Data extracted from a collection:
■ ■ ■ ■ ■
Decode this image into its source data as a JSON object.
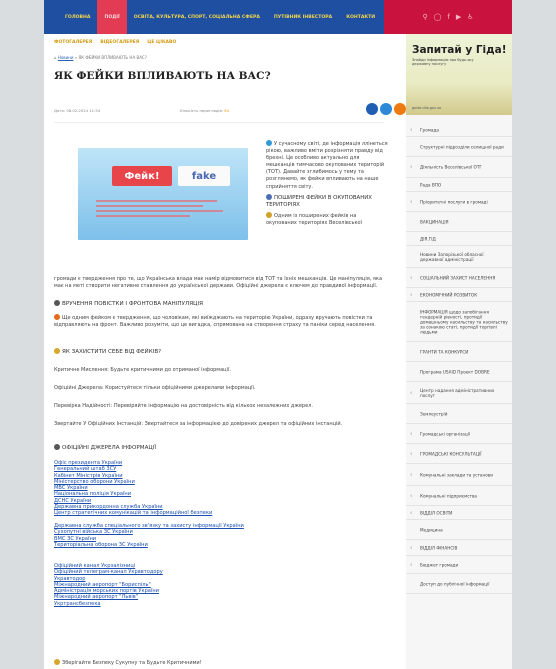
{
  "nav": {
    "items": [
      "ГОЛОВНА",
      "ПОДІЇ",
      "ОСВІТА, КУЛЬТУРА, СПОРТ, СОЦІАЛЬНА СФЕРА",
      "ПУТІВНИК ІНВЕСТОРА",
      "КОНТАКТИ"
    ],
    "active_index": 1
  },
  "subnav": [
    "ФОТОГАЛЕРЕЯ",
    "ВІДЕОГАЛЕРЕЯ",
    "ЦЕ ЦІКАВО"
  ],
  "breadcrumb": {
    "link": "Новини",
    "current": "» ЯК ФЕЙКИ ВПЛИВАЮТЬ НА ВАС?"
  },
  "article": {
    "title": "ЯК ФЕЙКИ ВПЛИВАЮТЬ НА ВАС?",
    "date": "Дата: 08.02.2024 11:54",
    "views_label": "Кількість переглядів:",
    "views": "64",
    "image": {
      "badge_left": "Фейк!",
      "badge_right": "fake"
    },
    "intro": "У сучасному світі, де інформація ллінеться рікою, важливо вміти розрізняти правду від брехні. Це особливо актуально для мешканців тимчасово окупованих територій (ТОТ). Давайте зглибимось у тему та розглянемо, як фейки впливають на наше сприйняття світу.",
    "h1": "ПОШИРЕНІ ФЕЙКИ В ОКУПОВАНИХ ТЕРИТОРІЯХ",
    "p1_start": "Одним із поширених фейків на окупованих територіях Веселівської",
    "p1_rest": "громади є твердження про те, що Українська влада має намір відмовитися від ТОТ та їхніх мешканців. Це маніпуляція, яка має на меті створити негативне ставлення до української держави. Офіційні джерела є ключем до правдивої інформації.",
    "h2": "ВРУЧЕННЯ ПОВІСТКИ І ФРОНТОВА МАНІПУЛЯЦІЯ",
    "p2": "Ще одним фейком є твердження, що чоловікам, які виїжджають на територію України, одразу вручають повістки та відправляють на фронт. Важливо розуміти, що це вигадка, спрямована на створення страху та паніки серед населення.",
    "h3": "ЯК ЗАХИСТИТИ СЕБЕ ВІД ФЕЙКІВ?",
    "tips": [
      "Критичне Мислення: Будьте критичними до отриманої інформації.",
      "Офіційні Джерела: Користуйтеся тільки офіційними джерелами інформації.",
      "Перевірка Надійності: Перевіряйте інформацію на достовірність від кількох незалежних джерел.",
      "Звертайте У Офіційних Інстанцій: Звертайтеся за інформацією до довірених джерел та офіційних інстанцій."
    ],
    "h4": "ОФІЦІЙНІ ДЖЕРЕЛА ІНФОРМАЦІЇ",
    "links_a": [
      "Офіс президента України",
      "Генеральний штаб ЗСУ",
      "Кабінет Міністрів України",
      "Міністерство оборони України",
      "МВС України",
      "Національна поліція України",
      "ДСНС України",
      "Державна прикордонна служба України",
      "Центр стратегічних комунікацій та інформаційної безпеки"
    ],
    "links_b": [
      "Державна служба спеціального зв'язку та захисту інформації України",
      "Сухопутні війська ЗС України",
      "ВМС ЗС України",
      "Територіальна оборона ЗС України"
    ],
    "links_c": [
      "Офіційний канал Укрзалізниці",
      "Офіційний телеграм-канал Укравтодору",
      "Укравтодор",
      "Міжнародний аеропорт \"Бориспіль\"",
      "Адміністрація морських портів України",
      "Міжнародний аеропорт \"Львів\"",
      "Укртрансбезпека"
    ],
    "footer_line": "Зберігайте Безпеку Сукупну та Будьте Критичними!"
  },
  "sidebar": {
    "banner": {
      "title": "Запитай у Гіда!",
      "subtitle": "Знайди інформацію про будь-яку державну послугу",
      "link": "guide.diia.gov.ua"
    },
    "items": [
      "Громада",
      "Структурні підрозділи селищної ради",
      "Діяльність Веселівської ОТГ",
      "Рада ВПО",
      "Пріоритетні послуги в громаді",
      "ВАКЦИНАЦІЯ",
      "ДІЯ.ГІД",
      "Новини Запорізької обласної державної адміністрації",
      "СОЦІАЛЬНИЙ ЗАХИСТ НАСЕЛЕННЯ",
      "ЕКОНОМІЧНИЙ РОЗВИТОК",
      "ІНФОРМАЦІЯ щодо запобігання гендерній рівності, протидії домашньому насильству та насильству за ознакою статі, протидії торгівлі людьми",
      "ГРАНТИ ТА КОНКУРСИ",
      "Програма USAID Проект DOBRE",
      "Центр надання адміністративних послуг",
      "Землеустрій",
      "Громадські організації",
      "ГРОМАДСЬКІ КОНСУЛЬТАЦІЇ",
      "Комунальні заклади та установи",
      "Комунальні підприємства",
      "ВІДДІЛ ОСВІТИ",
      "Медицина",
      "ВІДДІЛ ФІНАНСІВ",
      "Бюджет громади",
      "Доступ до публічної інформації"
    ]
  },
  "colors": {
    "nav_bg": "#1f4fa1",
    "nav_text": "#f2d64b",
    "nav_active": "#e33b54",
    "social_bg": "#c9123d",
    "link": "#1a4fb0"
  }
}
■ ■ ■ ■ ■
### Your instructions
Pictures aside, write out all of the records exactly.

### Reply to the exercise
Decode this image into its source data as a JSON object.
{
  "nav": {
    "items": [
      "ГОЛОВНА",
      "ПОДІЇ",
      "ОСВІТА, КУЛЬТУРА, СПОРТ, СОЦІАЛЬНА СФЕРА",
      "ПУТІВНИК ІНВЕСТОРА",
      "КОНТАКТИ"
    ],
    "active_index": 1
  },
  "subnav": [
    "ФОТОГАЛЕРЕЯ",
    "ВІДЕОГАЛЕРЕЯ",
    "ЦЕ ЦІКАВО"
  ],
  "breadcrumb": {
    "link": "Новини",
    "current": "» ЯК ФЕЙКИ ВПЛИВАЮТЬ НА ВАС?"
  },
  "article": {
    "title": "ЯК ФЕЙКИ ВПЛИВАЮТЬ НА ВАС?",
    "date": "Дата: 08.02.2024 11:54",
    "views_label": "Кількість переглядів:",
    "views": "64",
    "image": {
      "badge_left": "Фейк!",
      "badge_right": "fake"
    },
    "intro": "У сучасному світі, де інформація ллінеться рікою, важливо вміти розрізняти правду від брехні. Це особливо актуально для мешканців тимчасово окупованих територій (ТОТ). Давайте зглибимось у тему та розглянемо, як фейки впливають на наше сприйняття світу.",
    "h1": "ПОШИРЕНІ ФЕЙКИ В ОКУПОВАНИХ ТЕРИТОРІЯХ",
    "p1_start": "Одним із поширених фейків на окупованих територіях Веселівської",
    "p1_rest": "громади є твердження про те, що Українська влада має намір відмовитися від ТОТ та їхніх мешканців. Це маніпуляція, яка має на меті створити негативне ставлення до української держави. Офіційні джерела є ключем до правдивої інформації.",
    "h2": "ВРУЧЕННЯ ПОВІСТКИ І ФРОНТОВА МАНІПУЛЯЦІЯ",
    "p2": "Ще одним фейком є твердження, що чоловікам, які виїжджають на територію України, одразу вручають повістки та відправляють на фронт. Важливо розуміти, що це вигадка, спрямована на створення страху та паніки серед населення.",
    "h3": "ЯК ЗАХИСТИТИ СЕБЕ ВІД ФЕЙКІВ?",
    "tips": [
      "Критичне Мислення: Будьте критичними до отриманої інформації.",
      "Офіційні Джерела: Користуйтеся тільки офіційними джерелами інформації.",
      "Перевірка Надійності: Перевіряйте інформацію на достовірність від кількох незалежних джерел.",
      "Звертайте У Офіційних Інстанцій: Звертайтеся за інформацією до довірених джерел та офіційних інстанцій."
    ],
    "h4": "ОФІЦІЙНІ ДЖЕРЕЛА ІНФОРМАЦІЇ",
    "links_a": [
      "Офіс президента України",
      "Генеральний штаб ЗСУ",
      "Кабінет Міністрів України",
      "Міністерство оборони України",
      "МВС України",
      "Національна поліція України",
      "ДСНС України",
      "Державна прикордонна служба України",
      "Центр стратегічних комунікацій та інформаційної безпеки"
    ],
    "links_b": [
      "Державна служба спеціального зв'язку та захисту інформації України",
      "Сухопутні війська ЗС України",
      "ВМС ЗС України",
      "Територіальна оборона ЗС України"
    ],
    "links_c": [
      "Офіційний канал Укрзалізниці",
      "Офіційний телеграм-канал Укравтодору",
      "Укравтодор",
      "Міжнародний аеропорт \"Бориспіль\"",
      "Адміністрація морських портів України",
      "Міжнародний аеропорт \"Львів\"",
      "Укртрансбезпека"
    ],
    "footer_line": "Зберігайте Безпеку Сукупну та Будьте Критичними!"
  },
  "sidebar": {
    "banner": {
      "title": "Запитай у Гіда!",
      "subtitle": "Знайди інформацію про будь-яку державну послугу",
      "link": "guide.diia.gov.ua"
    },
    "items": [
      "Громада",
      "Структурні підрозділи селищної ради",
      "Діяльність Веселівської ОТГ",
      "Рада ВПО",
      "Пріоритетні послуги в громаді",
      "ВАКЦИНАЦІЯ",
      "ДІЯ.ГІД",
      "Новини Запорізької обласної державної адміністрації",
      "СОЦІАЛЬНИЙ ЗАХИСТ НАСЕЛЕННЯ",
      "ЕКОНОМІЧНИЙ РОЗВИТОК",
      "ІНФОРМАЦІЯ щодо запобігання гендерній рівності, протидії домашньому насильству та насильству за ознакою статі, протидії торгівлі людьми",
      "ГРАНТИ ТА КОНКУРСИ",
      "Програма USAID Проект DOBRE",
      "Центр надання адміністративних послуг",
      "Землеустрій",
      "Громадські організації",
      "ГРОМАДСЬКІ КОНСУЛЬТАЦІЇ",
      "Комунальні заклади та установи",
      "Комунальні підприємства",
      "ВІДДІЛ ОСВІТИ",
      "Медицина",
      "ВІДДІЛ ФІНАНСІВ",
      "Бюджет громади",
      "Доступ до публічної інформації"
    ]
  },
  "colors": {
    "nav_bg": "#1f4fa1",
    "nav_text": "#f2d64b",
    "nav_active": "#e33b54",
    "social_bg": "#c9123d",
    "link": "#1a4fb0"
  }
}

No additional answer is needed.